___ DATA FOR THE TASK

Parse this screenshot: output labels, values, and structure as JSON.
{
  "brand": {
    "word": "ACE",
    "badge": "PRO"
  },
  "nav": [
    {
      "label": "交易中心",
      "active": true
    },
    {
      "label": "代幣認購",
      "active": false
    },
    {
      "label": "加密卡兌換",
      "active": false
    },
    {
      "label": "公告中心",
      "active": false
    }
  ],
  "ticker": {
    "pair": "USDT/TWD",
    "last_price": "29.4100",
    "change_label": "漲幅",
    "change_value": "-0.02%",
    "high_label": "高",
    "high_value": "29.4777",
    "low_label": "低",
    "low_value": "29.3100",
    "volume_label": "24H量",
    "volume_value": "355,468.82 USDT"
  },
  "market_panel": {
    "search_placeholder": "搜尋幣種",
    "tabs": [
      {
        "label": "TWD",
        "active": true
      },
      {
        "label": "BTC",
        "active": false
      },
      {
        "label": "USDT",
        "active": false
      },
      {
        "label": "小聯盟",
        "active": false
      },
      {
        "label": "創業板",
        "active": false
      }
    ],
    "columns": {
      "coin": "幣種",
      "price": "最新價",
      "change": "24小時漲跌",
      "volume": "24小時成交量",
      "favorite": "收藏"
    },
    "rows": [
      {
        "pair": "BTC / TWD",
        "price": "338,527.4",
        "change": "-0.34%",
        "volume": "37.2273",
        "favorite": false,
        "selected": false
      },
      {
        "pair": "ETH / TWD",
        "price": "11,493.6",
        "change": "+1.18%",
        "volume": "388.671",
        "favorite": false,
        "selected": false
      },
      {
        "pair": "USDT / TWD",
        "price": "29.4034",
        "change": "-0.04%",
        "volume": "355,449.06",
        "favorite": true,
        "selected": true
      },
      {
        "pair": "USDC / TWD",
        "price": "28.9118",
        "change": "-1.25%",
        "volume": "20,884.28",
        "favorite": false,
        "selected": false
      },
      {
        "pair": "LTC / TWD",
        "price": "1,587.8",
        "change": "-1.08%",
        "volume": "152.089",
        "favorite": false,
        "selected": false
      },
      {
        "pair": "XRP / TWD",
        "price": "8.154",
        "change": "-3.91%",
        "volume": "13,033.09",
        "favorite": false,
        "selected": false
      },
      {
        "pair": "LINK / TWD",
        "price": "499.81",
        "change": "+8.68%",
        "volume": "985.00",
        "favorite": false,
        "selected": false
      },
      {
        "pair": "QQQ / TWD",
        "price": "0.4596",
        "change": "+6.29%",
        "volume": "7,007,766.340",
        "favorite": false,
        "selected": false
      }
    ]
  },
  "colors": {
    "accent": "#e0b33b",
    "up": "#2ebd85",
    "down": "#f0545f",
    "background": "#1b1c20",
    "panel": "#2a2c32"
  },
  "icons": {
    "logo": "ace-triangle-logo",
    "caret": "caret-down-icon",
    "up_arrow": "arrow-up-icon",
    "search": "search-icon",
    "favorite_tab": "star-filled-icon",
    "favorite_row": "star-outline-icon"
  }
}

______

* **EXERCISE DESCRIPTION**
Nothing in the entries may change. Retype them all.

* **EXERCISE RESULT**
Parse this screenshot: output labels, values, and structure as JSON.
{
  "brand": {
    "word": "ACE",
    "badge": "PRO"
  },
  "nav": [
    {
      "label": "交易中心",
      "active": true
    },
    {
      "label": "代幣認購",
      "active": false
    },
    {
      "label": "加密卡兌換",
      "active": false
    },
    {
      "label": "公告中心",
      "active": false
    }
  ],
  "ticker": {
    "pair": "USDT/TWD",
    "last_price": "29.4100",
    "change_label": "漲幅",
    "change_value": "-0.02%",
    "high_label": "高",
    "high_value": "29.4777",
    "low_label": "低",
    "low_value": "29.3100",
    "volume_label": "24H量",
    "volume_value": "355,468.82 USDT"
  },
  "market_panel": {
    "search_placeholder": "搜尋幣種",
    "tabs": [
      {
        "label": "TWD",
        "active": true
      },
      {
        "label": "BTC",
        "active": false
      },
      {
        "label": "USDT",
        "active": false
      },
      {
        "label": "小聯盟",
        "active": false
      },
      {
        "label": "創業板",
        "active": false
      }
    ],
    "columns": {
      "coin": "幣種",
      "price": "最新價",
      "change": "24小時漲跌",
      "volume": "24小時成交量",
      "favorite": "收藏"
    },
    "rows": [
      {
        "pair": "BTC / TWD",
        "price": "338,527.4",
        "change": "-0.34%",
        "volume": "37.2273",
        "favorite": false,
        "selected": false
      },
      {
        "pair": "ETH / TWD",
        "price": "11,493.6",
        "change": "+1.18%",
        "volume": "388.671",
        "favorite": false,
        "selected": false
      },
      {
        "pair": "USDT / TWD",
        "price": "29.4034",
        "change": "-0.04%",
        "volume": "355,449.06",
        "favorite": true,
        "selected": true
      },
      {
        "pair": "USDC / TWD",
        "price": "28.9118",
        "change": "-1.25%",
        "volume": "20,884.28",
        "favorite": false,
        "selected": false
      },
      {
        "pair": "LTC / TWD",
        "price": "1,587.8",
        "change": "-1.08%",
        "volume": "152.089",
        "favorite": false,
        "selected": false
      },
      {
        "pair": "XRP / TWD",
        "price": "8.154",
        "change": "-3.91%",
        "volume": "13,033.09",
        "favorite": false,
        "selected": false
      },
      {
        "pair": "LINK / TWD",
        "price": "499.81",
        "change": "+8.68%",
        "volume": "985.00",
        "favorite": false,
        "selected": false
      },
      {
        "pair": "QQQ / TWD",
        "price": "0.4596",
        "change": "+6.29%",
        "volume": "7,007,766.340",
        "favorite": false,
        "selected": false
      }
    ]
  },
  "colors": {
    "accent": "#e0b33b",
    "up": "#2ebd85",
    "down": "#f0545f",
    "background": "#1b1c20",
    "panel": "#2a2c32"
  },
  "icons": {
    "logo": "ace-triangle-logo",
    "caret": "caret-down-icon",
    "up_arrow": "arrow-up-icon",
    "search": "search-icon",
    "favorite_tab": "star-filled-icon",
    "favorite_row": "star-outline-icon"
  }
}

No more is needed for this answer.